McClintock, a project scientist at the University of California-Santa Barbara’s Marine Science Institute and a senior fellow with the United Nations Environment Programme’s World Conservation Monitoring Center, spoke with us about the current technology developed for decision making, particularly geospatial technology and techniques. He says many of these interfaces are developed without consideration of non-technical decision-makers, further noting that the quickening pace of emerging technology will require faster development in the future and a new way of looking at software.
Continue reading “Connecting Grassroots to Government Podcast #2: Will McClintock”

Report Looks at Successful Government Crowdsourcing Efforts for Earthquake Monitoring

Citizen Seismology Report
Citizen Seismology Report

The U.S. Geological Survey (USGS) and other scientific institutions are using social media and crowdsourcing to learn more about earthquakes, according to a new report. These techniques provide inexpensive and rapid data to augment and extend the capabilities provided by traditional monitoring techniques.
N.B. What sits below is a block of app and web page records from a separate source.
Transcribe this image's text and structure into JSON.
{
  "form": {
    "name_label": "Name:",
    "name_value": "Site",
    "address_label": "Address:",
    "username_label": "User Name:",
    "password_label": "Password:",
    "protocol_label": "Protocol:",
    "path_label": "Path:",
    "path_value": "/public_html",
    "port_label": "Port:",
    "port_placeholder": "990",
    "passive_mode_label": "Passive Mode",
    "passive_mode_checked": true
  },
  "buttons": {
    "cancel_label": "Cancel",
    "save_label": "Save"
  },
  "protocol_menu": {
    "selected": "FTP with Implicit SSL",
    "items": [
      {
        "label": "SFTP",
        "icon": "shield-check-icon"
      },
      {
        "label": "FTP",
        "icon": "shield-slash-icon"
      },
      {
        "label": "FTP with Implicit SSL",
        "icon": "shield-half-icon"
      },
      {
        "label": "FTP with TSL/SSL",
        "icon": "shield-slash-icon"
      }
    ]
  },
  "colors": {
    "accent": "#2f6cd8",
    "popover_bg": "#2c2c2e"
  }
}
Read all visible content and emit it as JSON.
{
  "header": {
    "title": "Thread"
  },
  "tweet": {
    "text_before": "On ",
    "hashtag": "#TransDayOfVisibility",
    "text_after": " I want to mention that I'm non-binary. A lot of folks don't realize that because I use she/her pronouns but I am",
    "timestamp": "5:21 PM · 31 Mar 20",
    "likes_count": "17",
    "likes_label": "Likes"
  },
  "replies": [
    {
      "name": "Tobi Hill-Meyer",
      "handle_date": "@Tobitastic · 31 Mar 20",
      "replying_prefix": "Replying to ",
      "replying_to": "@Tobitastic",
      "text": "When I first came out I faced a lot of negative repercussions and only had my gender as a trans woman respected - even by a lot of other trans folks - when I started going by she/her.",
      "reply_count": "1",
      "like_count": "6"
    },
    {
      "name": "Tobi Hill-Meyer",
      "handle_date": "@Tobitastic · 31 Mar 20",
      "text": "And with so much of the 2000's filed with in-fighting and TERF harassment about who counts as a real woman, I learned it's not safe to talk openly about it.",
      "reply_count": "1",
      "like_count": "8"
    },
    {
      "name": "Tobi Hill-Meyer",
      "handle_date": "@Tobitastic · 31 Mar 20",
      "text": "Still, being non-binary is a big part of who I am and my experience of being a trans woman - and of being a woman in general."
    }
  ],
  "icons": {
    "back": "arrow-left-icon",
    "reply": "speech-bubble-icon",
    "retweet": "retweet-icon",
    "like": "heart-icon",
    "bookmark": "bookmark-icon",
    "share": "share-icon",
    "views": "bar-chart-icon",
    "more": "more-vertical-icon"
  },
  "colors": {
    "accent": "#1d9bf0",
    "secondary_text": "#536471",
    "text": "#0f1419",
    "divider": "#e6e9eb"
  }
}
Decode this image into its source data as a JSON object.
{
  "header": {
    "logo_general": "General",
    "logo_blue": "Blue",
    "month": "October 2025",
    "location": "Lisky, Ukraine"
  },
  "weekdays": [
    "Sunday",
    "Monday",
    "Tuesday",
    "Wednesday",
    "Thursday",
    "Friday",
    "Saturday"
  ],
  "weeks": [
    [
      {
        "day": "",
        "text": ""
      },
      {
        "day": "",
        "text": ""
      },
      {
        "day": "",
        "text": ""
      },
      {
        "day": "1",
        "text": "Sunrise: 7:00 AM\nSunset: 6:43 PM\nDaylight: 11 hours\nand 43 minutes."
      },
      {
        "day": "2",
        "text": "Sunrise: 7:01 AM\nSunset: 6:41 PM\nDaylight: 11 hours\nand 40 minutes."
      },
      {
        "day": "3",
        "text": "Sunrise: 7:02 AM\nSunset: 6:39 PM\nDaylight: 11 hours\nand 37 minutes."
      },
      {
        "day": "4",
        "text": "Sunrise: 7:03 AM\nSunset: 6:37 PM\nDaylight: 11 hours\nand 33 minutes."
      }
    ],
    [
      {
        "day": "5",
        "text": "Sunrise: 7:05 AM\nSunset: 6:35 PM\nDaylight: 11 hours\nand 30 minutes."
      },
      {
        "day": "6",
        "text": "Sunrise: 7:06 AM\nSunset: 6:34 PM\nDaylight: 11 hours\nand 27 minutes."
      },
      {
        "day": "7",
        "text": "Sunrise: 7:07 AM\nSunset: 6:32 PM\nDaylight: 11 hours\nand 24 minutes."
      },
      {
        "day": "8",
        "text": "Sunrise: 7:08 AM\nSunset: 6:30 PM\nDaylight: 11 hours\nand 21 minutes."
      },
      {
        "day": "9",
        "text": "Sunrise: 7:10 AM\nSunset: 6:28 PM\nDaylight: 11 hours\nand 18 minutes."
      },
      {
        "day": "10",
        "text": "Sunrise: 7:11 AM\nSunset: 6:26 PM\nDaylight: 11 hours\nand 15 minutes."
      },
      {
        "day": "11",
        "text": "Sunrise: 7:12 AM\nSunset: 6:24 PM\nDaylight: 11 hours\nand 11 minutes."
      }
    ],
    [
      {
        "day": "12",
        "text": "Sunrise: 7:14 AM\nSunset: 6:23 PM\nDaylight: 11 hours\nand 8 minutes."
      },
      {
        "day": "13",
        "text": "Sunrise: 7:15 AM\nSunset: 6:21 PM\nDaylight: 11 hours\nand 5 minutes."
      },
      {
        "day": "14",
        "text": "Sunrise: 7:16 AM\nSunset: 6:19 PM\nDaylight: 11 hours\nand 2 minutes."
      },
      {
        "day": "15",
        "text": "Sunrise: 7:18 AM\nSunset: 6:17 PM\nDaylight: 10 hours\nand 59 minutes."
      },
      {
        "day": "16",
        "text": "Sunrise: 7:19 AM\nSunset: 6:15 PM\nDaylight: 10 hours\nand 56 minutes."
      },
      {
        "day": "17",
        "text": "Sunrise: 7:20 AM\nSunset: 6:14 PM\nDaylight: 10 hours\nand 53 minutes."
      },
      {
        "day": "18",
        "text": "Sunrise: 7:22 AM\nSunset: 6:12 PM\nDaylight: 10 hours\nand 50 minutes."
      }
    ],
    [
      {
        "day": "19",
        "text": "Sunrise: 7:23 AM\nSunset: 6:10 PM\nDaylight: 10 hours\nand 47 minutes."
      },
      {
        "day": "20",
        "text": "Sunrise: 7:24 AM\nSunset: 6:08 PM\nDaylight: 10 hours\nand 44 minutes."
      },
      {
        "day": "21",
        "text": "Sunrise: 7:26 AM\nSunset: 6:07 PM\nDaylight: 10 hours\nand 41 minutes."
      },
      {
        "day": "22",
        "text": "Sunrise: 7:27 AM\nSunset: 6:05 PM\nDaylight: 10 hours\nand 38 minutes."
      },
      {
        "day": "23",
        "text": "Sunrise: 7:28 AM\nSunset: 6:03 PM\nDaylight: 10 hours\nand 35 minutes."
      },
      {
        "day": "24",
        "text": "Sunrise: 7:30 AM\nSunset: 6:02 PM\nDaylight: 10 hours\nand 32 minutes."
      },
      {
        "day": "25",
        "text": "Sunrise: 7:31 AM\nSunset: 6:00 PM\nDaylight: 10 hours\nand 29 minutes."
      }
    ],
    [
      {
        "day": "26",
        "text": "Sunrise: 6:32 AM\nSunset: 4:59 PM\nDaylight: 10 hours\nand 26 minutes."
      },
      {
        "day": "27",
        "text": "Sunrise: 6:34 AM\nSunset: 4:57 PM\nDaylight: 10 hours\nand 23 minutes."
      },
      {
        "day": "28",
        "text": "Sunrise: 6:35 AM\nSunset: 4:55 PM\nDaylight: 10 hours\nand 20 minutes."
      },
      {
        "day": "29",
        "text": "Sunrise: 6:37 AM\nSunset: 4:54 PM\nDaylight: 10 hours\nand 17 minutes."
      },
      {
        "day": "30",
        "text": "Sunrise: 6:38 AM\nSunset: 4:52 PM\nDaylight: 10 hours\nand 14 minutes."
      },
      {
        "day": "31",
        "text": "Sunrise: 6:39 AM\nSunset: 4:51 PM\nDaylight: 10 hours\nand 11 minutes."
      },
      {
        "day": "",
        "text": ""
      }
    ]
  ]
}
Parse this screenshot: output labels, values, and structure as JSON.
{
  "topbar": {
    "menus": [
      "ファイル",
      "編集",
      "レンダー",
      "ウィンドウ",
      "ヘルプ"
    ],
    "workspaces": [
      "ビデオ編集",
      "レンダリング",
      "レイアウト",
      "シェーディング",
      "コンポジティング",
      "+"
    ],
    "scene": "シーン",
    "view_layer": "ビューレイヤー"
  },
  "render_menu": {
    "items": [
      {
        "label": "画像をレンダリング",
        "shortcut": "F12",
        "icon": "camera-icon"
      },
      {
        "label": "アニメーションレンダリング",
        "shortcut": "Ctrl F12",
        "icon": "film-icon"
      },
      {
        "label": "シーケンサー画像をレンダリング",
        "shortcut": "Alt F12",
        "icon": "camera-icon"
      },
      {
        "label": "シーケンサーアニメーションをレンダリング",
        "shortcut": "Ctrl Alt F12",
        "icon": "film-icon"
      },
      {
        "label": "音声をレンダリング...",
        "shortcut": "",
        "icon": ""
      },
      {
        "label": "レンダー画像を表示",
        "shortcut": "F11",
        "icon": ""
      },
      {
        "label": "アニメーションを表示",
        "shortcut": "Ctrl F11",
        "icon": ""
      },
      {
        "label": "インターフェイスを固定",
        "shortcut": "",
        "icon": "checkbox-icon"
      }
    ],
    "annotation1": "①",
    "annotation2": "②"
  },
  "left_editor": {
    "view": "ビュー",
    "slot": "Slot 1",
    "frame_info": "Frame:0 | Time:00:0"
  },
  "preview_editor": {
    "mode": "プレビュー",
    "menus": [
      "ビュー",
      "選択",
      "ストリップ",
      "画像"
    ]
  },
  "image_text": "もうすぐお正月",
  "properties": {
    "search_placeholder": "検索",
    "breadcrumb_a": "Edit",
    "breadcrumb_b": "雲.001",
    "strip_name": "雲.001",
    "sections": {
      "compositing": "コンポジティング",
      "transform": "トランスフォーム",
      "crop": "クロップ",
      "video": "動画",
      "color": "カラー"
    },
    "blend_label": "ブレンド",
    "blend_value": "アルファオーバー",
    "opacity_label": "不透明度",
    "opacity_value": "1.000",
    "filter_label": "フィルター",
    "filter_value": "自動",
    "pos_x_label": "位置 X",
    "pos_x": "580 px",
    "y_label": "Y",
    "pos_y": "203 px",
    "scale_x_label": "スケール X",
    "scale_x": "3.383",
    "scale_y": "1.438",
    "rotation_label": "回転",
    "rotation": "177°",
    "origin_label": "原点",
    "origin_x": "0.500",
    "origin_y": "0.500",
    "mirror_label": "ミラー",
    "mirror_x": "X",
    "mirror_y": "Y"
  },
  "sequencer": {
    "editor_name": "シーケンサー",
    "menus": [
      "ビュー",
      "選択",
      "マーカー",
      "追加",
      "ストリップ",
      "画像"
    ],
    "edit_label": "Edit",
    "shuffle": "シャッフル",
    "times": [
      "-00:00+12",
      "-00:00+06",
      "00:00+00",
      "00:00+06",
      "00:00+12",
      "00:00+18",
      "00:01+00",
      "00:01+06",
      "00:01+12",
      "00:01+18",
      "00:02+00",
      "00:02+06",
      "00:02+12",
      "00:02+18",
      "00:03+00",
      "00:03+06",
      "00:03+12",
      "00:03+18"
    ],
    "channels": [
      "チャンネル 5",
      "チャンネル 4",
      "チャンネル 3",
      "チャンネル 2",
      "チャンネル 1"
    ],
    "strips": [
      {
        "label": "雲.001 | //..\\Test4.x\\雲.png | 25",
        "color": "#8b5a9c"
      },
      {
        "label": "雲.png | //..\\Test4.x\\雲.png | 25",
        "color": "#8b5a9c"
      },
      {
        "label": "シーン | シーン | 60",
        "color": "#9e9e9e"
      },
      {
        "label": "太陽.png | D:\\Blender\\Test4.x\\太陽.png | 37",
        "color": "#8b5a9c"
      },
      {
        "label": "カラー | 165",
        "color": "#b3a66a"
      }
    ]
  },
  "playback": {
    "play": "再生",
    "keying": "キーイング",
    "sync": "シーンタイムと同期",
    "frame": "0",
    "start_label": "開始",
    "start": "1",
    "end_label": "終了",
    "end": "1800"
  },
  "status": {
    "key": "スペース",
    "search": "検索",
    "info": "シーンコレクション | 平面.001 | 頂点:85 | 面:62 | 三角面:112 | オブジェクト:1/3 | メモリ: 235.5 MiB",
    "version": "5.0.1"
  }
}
The new report, Transforming Earthquake Detection and Science Through Citizen Seismology, released today by the Commons Lab at the Woodrow Wilson International Center for Scholars, outlines these groundbreaking citizen science projects.

The report describes how the USGS and others are engaging the public and advancing earthquake monitoring and knowledge of seismic events. The ultimate goal, according to the USGS, is to provide more rapid earthquake detection and generate more real-time hazard and impact information. Continue reading “Report Looks at Successful Government Crowdsourcing Efforts for Earthquake Monitoring”

Connecting Grassroots to Government Podcast #1: Eric Rasmussen

Editor’s note: In September 2012, the Commons Lab hosted the Connecting Grassroots to Government for Disaster Management workshop. Over two days, we spoke with a number of event participants for a series of video podcasts covering various aspect of the proceedings. The conversation below with Eric Rasmussen is the first of these podcasts. Please stay tuned: Additional installments will be posted in the coming weeks and the workshop summary report will be published in June.

Eric Rasmussen wears many hats: He is a medical doctor, a research professor for environmental security and global medicine at San Diego State University, an affiliate associate professor of medicine at the University of Washington, and the managing director at Infinitum Humanitarian Systems, a “profit-for-purpose” company in California that focuses on reducing vulnerability for systems and populations. In addition to sitting on a number of boards, Rasmussen served in the Navy for more than 25 years and was deployed more than 15 times to Iraq, Afghanistan and other countries.

In this podcast, Rasmussen discusses the limitations software developers face when moving ideas from concept to implementation in disaster response, noting that developers often have too little access to end users and too little understanding of the constraints faced by those users in the field. He also discusses the need to engage agencies and other responders early on to make sure new systems are incorporated into agency response plans and the role of policymakers in addressing these challenges.